Start of Information given

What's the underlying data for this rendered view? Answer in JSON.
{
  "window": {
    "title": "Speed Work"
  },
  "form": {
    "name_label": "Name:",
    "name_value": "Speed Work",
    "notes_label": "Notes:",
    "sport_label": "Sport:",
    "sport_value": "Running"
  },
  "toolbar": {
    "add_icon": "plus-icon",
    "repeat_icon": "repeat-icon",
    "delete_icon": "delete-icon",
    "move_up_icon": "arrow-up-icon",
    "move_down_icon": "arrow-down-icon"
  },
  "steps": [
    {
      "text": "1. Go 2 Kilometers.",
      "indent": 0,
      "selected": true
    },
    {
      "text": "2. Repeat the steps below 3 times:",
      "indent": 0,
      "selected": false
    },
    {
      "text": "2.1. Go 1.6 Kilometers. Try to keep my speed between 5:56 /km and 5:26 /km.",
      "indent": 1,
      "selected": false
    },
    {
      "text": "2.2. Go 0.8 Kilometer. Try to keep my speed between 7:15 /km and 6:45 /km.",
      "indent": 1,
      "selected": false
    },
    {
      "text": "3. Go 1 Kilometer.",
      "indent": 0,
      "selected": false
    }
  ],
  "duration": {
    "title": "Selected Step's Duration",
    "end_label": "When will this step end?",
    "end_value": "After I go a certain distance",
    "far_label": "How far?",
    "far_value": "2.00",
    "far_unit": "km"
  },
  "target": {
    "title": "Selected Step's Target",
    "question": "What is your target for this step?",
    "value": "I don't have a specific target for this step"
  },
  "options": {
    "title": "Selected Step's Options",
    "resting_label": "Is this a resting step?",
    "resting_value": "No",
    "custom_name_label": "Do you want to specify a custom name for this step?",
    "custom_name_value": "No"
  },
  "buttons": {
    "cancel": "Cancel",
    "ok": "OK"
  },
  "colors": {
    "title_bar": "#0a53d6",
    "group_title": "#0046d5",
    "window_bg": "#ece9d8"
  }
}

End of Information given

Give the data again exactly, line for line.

What's the underlying data for this rendered view? Answer in JSON.
{
  "window": {
    "title": "Speed Work"
  },
  "form": {
    "name_label": "Name:",
    "name_value": "Speed Work",
    "notes_label": "Notes:",
    "sport_label": "Sport:",
    "sport_value": "Running"
  },
  "toolbar": {
    "add_icon": "plus-icon",
    "repeat_icon": "repeat-icon",
    "delete_icon": "delete-icon",
    "move_up_icon": "arrow-up-icon",
    "move_down_icon": "arrow-down-icon"
  },
  "steps": [
    {
      "text": "1. Go 2 Kilometers.",
      "indent": 0,
      "selected": true
    },
    {
      "text": "2. Repeat the steps below 3 times:",
      "indent": 0,
      "selected": false
    },
    {
      "text": "2.1. Go 1.6 Kilometers. Try to keep my speed between 5:56 /km and 5:26 /km.",
      "indent": 1,
      "selected": false
    },
    {
      "text": "2.2. Go 0.8 Kilometer. Try to keep my speed between 7:15 /km and 6:45 /km.",
      "indent": 1,
      "selected": false
    },
    {
      "text": "3. Go 1 Kilometer.",
      "indent": 0,
      "selected": false
    }
  ],
  "duration": {
    "title": "Selected Step's Duration",
    "end_label": "When will this step end?",
    "end_value": "After I go a certain distance",
    "far_label": "How far?",
    "far_value": "2.00",
    "far_unit": "km"
  },
  "target": {
    "title": "Selected Step's Target",
    "question": "What is your target for this step?",
    "value": "I don't have a specific target for this step"
  },
  "options": {
    "title": "Selected Step's Options",
    "resting_label": "Is this a resting step?",
    "resting_value": "No",
    "custom_name_label": "Do you want to specify a custom name for this step?",
    "custom_name_value": "No"
  },
  "buttons": {
    "cancel": "Cancel",
    "ok": "OK"
  },
  "colors": {
    "title_bar": "#0a53d6",
    "group_title": "#0046d5",
    "window_bg": "#ece9d8"
  }
}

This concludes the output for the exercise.